Component data from apps and pages:
Segment Open

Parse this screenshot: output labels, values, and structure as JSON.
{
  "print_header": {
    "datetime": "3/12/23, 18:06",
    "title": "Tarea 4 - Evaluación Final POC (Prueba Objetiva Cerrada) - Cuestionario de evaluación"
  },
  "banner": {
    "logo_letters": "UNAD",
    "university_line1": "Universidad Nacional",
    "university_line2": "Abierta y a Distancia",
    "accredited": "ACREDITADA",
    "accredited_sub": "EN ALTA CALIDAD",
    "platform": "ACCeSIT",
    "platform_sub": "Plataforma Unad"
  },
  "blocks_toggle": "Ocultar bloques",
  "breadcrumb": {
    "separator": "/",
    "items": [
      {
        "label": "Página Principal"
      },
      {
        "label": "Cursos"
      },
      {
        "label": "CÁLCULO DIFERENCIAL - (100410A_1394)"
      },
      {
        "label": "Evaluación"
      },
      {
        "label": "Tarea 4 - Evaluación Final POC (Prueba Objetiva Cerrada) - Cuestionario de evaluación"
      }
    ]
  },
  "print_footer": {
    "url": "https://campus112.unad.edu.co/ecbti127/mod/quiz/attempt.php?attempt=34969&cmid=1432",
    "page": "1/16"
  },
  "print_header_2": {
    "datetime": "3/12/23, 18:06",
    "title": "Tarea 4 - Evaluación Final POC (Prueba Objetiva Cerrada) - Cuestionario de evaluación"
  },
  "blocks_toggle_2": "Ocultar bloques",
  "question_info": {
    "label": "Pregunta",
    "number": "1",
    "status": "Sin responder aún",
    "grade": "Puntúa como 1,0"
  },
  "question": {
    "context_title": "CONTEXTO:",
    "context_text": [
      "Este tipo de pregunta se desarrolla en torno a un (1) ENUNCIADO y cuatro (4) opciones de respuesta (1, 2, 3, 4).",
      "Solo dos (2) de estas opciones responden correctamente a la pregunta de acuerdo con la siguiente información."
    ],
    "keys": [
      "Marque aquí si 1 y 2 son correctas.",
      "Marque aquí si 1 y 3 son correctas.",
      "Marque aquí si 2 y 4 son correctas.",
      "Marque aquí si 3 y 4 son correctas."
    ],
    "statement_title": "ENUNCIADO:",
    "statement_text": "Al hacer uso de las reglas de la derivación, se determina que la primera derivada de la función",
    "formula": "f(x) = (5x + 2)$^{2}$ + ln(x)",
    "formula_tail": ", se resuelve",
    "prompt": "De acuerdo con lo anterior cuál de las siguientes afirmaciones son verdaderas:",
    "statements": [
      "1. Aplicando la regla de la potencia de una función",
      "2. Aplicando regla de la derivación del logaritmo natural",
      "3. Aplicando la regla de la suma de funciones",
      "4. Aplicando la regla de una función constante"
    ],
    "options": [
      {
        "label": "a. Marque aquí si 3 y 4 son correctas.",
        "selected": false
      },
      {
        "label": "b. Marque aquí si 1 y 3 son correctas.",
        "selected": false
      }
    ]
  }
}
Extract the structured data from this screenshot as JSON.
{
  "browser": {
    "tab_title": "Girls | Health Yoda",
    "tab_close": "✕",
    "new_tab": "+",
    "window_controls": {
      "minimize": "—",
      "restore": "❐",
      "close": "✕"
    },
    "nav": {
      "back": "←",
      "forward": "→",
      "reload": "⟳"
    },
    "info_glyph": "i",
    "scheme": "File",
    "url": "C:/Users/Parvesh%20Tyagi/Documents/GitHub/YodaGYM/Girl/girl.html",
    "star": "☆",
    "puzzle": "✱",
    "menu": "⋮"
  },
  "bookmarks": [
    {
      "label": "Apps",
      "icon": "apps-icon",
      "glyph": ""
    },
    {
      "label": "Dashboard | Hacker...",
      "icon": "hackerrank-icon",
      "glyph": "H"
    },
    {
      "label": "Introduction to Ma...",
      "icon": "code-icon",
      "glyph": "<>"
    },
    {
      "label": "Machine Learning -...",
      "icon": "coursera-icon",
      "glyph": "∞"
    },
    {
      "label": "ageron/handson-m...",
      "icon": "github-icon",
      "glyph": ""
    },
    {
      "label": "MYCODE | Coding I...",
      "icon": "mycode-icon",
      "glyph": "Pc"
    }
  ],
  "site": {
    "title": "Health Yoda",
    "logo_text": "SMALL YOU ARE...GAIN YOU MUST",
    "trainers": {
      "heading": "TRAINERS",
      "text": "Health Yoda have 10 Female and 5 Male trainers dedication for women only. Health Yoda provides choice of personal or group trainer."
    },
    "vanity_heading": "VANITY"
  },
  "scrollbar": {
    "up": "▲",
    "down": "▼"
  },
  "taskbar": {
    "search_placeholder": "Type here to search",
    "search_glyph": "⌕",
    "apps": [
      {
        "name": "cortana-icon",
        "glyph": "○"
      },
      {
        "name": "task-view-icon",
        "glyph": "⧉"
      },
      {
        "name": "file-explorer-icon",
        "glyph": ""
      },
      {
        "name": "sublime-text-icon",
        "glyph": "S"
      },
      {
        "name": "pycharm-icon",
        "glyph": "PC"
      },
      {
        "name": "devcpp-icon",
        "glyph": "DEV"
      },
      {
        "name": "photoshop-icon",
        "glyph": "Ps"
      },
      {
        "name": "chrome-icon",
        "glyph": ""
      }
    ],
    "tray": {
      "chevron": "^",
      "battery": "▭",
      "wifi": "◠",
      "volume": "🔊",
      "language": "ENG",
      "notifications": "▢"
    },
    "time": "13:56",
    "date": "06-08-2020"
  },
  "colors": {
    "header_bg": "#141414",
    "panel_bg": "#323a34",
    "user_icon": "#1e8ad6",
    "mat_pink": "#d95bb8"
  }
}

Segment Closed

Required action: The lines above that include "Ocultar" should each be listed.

Task solution:
  "blocks_toggle": "Ocultar bloques",
  "blocks_toggle_2": "Ocultar bloques",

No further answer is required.